### TASK DETAILS
Whatever the records say, set them down exactly.

### DATA SECTION
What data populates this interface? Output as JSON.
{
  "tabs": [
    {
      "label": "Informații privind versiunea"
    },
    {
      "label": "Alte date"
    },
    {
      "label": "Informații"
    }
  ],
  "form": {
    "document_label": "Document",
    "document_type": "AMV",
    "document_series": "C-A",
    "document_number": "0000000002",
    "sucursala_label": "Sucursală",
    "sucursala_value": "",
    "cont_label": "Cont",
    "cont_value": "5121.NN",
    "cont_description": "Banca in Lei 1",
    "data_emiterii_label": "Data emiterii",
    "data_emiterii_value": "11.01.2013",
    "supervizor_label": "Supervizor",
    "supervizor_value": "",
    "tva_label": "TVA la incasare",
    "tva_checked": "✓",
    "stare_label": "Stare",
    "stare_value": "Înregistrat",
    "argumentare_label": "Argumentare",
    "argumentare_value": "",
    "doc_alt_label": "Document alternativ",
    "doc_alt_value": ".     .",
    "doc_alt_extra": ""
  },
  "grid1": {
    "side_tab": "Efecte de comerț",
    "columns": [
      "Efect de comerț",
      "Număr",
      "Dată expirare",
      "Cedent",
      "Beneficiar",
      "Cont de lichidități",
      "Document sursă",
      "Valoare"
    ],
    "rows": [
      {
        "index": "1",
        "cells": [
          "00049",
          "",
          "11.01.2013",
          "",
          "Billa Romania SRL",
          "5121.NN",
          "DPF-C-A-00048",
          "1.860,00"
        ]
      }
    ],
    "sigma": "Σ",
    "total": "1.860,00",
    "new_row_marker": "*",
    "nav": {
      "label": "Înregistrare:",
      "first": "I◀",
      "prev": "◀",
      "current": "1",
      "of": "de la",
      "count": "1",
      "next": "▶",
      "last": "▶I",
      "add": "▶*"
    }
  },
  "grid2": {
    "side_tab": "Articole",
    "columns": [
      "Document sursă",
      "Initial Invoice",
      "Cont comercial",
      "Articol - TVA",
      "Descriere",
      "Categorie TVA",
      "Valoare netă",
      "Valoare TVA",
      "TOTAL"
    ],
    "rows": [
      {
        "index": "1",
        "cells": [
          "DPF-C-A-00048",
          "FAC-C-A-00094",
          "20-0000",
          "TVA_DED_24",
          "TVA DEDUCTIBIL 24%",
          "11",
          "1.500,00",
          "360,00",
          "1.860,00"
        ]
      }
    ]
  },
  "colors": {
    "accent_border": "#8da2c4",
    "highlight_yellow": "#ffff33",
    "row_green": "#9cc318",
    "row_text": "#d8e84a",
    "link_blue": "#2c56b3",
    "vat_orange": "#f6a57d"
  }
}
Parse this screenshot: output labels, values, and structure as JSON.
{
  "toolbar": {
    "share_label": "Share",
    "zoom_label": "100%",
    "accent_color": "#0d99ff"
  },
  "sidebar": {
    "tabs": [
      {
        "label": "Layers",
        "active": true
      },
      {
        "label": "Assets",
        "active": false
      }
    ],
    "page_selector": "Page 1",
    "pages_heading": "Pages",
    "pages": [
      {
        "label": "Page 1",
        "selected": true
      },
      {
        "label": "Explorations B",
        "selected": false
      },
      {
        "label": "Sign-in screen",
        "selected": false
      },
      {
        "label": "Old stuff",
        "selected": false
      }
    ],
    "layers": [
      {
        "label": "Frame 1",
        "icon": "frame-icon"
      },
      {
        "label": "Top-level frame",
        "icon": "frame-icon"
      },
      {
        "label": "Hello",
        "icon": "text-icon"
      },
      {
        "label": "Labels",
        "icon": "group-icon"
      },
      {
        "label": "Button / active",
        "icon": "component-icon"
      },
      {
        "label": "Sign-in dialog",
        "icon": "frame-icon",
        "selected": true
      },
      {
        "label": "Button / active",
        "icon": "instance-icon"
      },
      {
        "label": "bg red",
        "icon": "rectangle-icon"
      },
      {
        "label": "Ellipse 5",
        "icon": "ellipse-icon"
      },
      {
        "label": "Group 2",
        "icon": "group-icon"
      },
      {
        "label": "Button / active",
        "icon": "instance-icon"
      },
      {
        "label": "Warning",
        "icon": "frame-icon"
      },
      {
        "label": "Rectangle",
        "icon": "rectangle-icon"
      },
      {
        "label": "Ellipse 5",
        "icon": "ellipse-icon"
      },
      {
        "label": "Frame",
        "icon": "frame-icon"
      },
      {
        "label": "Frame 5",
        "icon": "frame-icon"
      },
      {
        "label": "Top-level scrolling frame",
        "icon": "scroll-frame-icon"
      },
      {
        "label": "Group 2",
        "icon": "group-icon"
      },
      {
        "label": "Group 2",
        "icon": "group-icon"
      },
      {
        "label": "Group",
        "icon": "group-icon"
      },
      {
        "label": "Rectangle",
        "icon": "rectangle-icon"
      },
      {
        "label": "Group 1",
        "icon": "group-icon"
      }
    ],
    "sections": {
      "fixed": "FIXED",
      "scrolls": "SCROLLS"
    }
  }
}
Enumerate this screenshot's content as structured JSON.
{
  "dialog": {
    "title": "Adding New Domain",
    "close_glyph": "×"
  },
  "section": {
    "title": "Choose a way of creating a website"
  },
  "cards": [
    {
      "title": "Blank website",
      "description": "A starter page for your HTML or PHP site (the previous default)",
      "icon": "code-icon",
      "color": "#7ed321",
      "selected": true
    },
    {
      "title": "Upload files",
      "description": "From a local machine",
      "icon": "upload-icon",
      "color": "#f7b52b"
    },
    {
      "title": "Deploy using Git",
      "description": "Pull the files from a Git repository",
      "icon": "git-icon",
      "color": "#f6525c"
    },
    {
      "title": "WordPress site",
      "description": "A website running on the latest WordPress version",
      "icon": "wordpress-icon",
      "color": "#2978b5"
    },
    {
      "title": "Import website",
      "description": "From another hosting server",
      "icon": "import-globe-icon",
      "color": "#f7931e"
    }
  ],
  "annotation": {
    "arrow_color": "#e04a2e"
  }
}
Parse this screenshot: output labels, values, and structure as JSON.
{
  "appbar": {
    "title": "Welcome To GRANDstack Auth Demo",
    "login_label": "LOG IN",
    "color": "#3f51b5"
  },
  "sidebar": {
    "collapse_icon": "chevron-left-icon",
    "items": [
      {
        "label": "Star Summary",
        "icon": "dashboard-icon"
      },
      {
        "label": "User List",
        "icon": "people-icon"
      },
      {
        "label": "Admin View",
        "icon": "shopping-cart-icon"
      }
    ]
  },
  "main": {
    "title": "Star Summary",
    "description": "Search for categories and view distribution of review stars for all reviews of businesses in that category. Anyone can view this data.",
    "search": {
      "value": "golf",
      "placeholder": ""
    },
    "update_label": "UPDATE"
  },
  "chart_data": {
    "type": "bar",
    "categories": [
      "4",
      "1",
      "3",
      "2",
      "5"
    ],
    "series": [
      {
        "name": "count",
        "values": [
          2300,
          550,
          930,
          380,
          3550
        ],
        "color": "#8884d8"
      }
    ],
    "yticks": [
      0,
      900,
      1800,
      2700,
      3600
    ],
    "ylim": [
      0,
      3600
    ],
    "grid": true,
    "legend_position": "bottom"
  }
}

### WRITTEN ANSWER
What data populates this interface? Output as JSON.
{
  "tabs": [
    {
      "label": "Informații privind versiunea"
    },
    {
      "label": "Alte date"
    },
    {
      "label": "Informații"
    }
  ],
  "form": {
    "document_label": "Document",
    "document_type": "AMV",
    "document_series": "C-A",
    "document_number": "0000000002",
    "sucursala_label": "Sucursală",
    "sucursala_value": "",
    "cont_label": "Cont",
    "cont_value": "5121.NN",
    "cont_description": "Banca in Lei 1",
    "data_emiterii_label": "Data emiterii",
    "data_emiterii_value": "11.01.2013",
    "supervizor_label": "Supervizor",
    "supervizor_value": "",
    "tva_label": "TVA la incasare",
    "tva_checked": "✓",
    "stare_label": "Stare",
    "stare_value": "Înregistrat",
    "argumentare_label": "Argumentare",
    "argumentare_value": "",
    "doc_alt_label": "Document alternativ",
    "doc_alt_value": ".     .",
    "doc_alt_extra": ""
  },
  "grid1": {
    "side_tab": "Efecte de comerț",
    "columns": [
      "Efect de comerț",
      "Număr",
      "Dată expirare",
      "Cedent",
      "Beneficiar",
      "Cont de lichidități",
      "Document sursă",
      "Valoare"
    ],
    "rows": [
      {
        "index": "1",
        "cells": [
          "00049",
          "",
          "11.01.2013",
          "",
          "Billa Romania SRL",
          "5121.NN",
          "DPF-C-A-00048",
          "1.860,00"
        ]
      }
    ],
    "sigma": "Σ",
    "total": "1.860,00",
    "new_row_marker": "*",
    "nav": {
      "label": "Înregistrare:",
      "first": "I◀",
      "prev": "◀",
      "current": "1",
      "of": "de la",
      "count": "1",
      "next": "▶",
      "last": "▶I",
      "add": "▶*"
    }
  },
  "grid2": {
    "side_tab": "Articole",
    "columns": [
      "Document sursă",
      "Initial Invoice",
      "Cont comercial",
      "Articol - TVA",
      "Descriere",
      "Categorie TVA",
      "Valoare netă",
      "Valoare TVA",
      "TOTAL"
    ],
    "rows": [
      {
        "index": "1",
        "cells": [
          "DPF-C-A-00048",
          "FAC-C-A-00094",
          "20-0000",
          "TVA_DED_24",
          "TVA DEDUCTIBIL 24%",
          "11",
          "1.500,00",
          "360,00",
          "1.860,00"
        ]
      }
    ]
  },
  "colors": {
    "accent_border": "#8da2c4",
    "highlight_yellow": "#ffff33",
    "row_green": "#9cc318",
    "row_text": "#d8e84a",
    "link_blue": "#2c56b3",
    "vat_orange": "#f6a57d"
  }
}
Parse this screenshot: output labels, values, and structure as JSON.
{
  "toolbar": {
    "share_label": "Share",
    "zoom_label": "100%",
    "accent_color": "#0d99ff"
  },
  "sidebar": {
    "tabs": [
      {
        "label": "Layers",
        "active": true
      },
      {
        "label": "Assets",
        "active": false
      }
    ],
    "page_selector": "Page 1",
    "pages_heading": "Pages",
    "pages": [
      {
        "label": "Page 1",
        "selected": true
      },
      {
        "label": "Explorations B",
        "selected": false
      },
      {
        "label": "Sign-in screen",
        "selected": false
      },
      {
        "label": "Old stuff",
        "selected": false
      }
    ],
    "layers": [
      {
        "label": "Frame 1",
        "icon": "frame-icon"
      },
      {
        "label": "Top-level frame",
        "icon": "frame-icon"
      },
      {
        "label": "Hello",
        "icon": "text-icon"
      },
      {
        "label": "Labels",
        "icon": "group-icon"
      },
      {
        "label": "Button / active",
        "icon": "component-icon"
      },
      {
        "label": "Sign-in dialog",
        "icon": "frame-icon",
        "selected": true
      },
      {
        "label": "Button / active",
        "icon": "instance-icon"
      },
      {
        "label": "bg red",
        "icon": "rectangle-icon"
      },
      {
        "label": "Ellipse 5",
        "icon": "ellipse-icon"
      },
      {
        "label": "Group 2",
        "icon": "group-icon"
      },
      {
        "label": "Button / active",
        "icon": "instance-icon"
      },
      {
        "label": "Warning",
        "icon": "frame-icon"
      },
      {
        "label": "Rectangle",
        "icon": "rectangle-icon"
      },
      {
        "label": "Ellipse 5",
        "icon": "ellipse-icon"
      },
      {
        "label": "Frame",
        "icon": "frame-icon"
      },
      {
        "label": "Frame 5",
        "icon": "frame-icon"
      },
      {
        "label": "Top-level scrolling frame",
        "icon": "scroll-frame-icon"
      },
      {
        "label": "Group 2",
        "icon": "group-icon"
      },
      {
        "label": "Group 2",
        "icon": "group-icon"
      },
      {
        "label": "Group",
        "icon": "group-icon"
      },
      {
        "label": "Rectangle",
        "icon": "rectangle-icon"
      },
      {
        "label": "Group 1",
        "icon": "group-icon"
      }
    ],
    "sections": {
      "fixed": "FIXED",
      "scrolls": "SCROLLS"
    }
  }
}
Enumerate this screenshot's content as structured JSON.
{
  "dialog": {
    "title": "Adding New Domain",
    "close_glyph": "×"
  },
  "section": {
    "title": "Choose a way of creating a website"
  },
  "cards": [
    {
      "title": "Blank website",
      "description": "A starter page for your HTML or PHP site (the previous default)",
      "icon": "code-icon",
      "color": "#7ed321",
      "selected": true
    },
    {
      "title": "Upload files",
      "description": "From a local machine",
      "icon": "upload-icon",
      "color": "#f7b52b"
    },
    {
      "title": "Deploy using Git",
      "description": "Pull the files from a Git repository",
      "icon": "git-icon",
      "color": "#f6525c"
    },
    {
      "title": "WordPress site",
      "description": "A website running on the latest WordPress version",
      "icon": "wordpress-icon",
      "color": "#2978b5"
    },
    {
      "title": "Import website",
      "description": "From another hosting server",
      "icon": "import-globe-icon",
      "color": "#f7931e"
    }
  ],
  "annotation": {
    "arrow_color": "#e04a2e"
  }
}
Parse this screenshot: output labels, values, and structure as JSON.
{
  "appbar": {
    "title": "Welcome To GRANDstack Auth Demo",
    "login_label": "LOG IN",
    "color": "#3f51b5"
  },
  "sidebar": {
    "collapse_icon": "chevron-left-icon",
    "items": [
      {
        "label": "Star Summary",
        "icon": "dashboard-icon"
      },
      {
        "label": "User List",
        "icon": "people-icon"
      },
      {
        "label": "Admin View",
        "icon": "shopping-cart-icon"
      }
    ]
  },
  "main": {
    "title": "Star Summary",
    "description": "Search for categories and view distribution of review stars for all reviews of businesses in that category. Anyone can view this data.",
    "search": {
      "value": "golf",
      "placeholder": ""
    },
    "update_label": "UPDATE"
  },
  "chart_data": {
    "type": "bar",
    "categories": [
      "4",
      "1",
      "3",
      "2",
      "5"
    ],
    "series": [
      {
        "name": "count",
        "values": [
          2300,
          550,
          930,
          380,
          3550
        ],
        "color": "#8884d8"
      }
    ],
    "yticks": [
      0,
      900,
      1800,
      2700,
      3600
    ],
    "ylim": [
      0,
      3600
    ],
    "grid": true,
    "legend_position": "bottom"
  }
}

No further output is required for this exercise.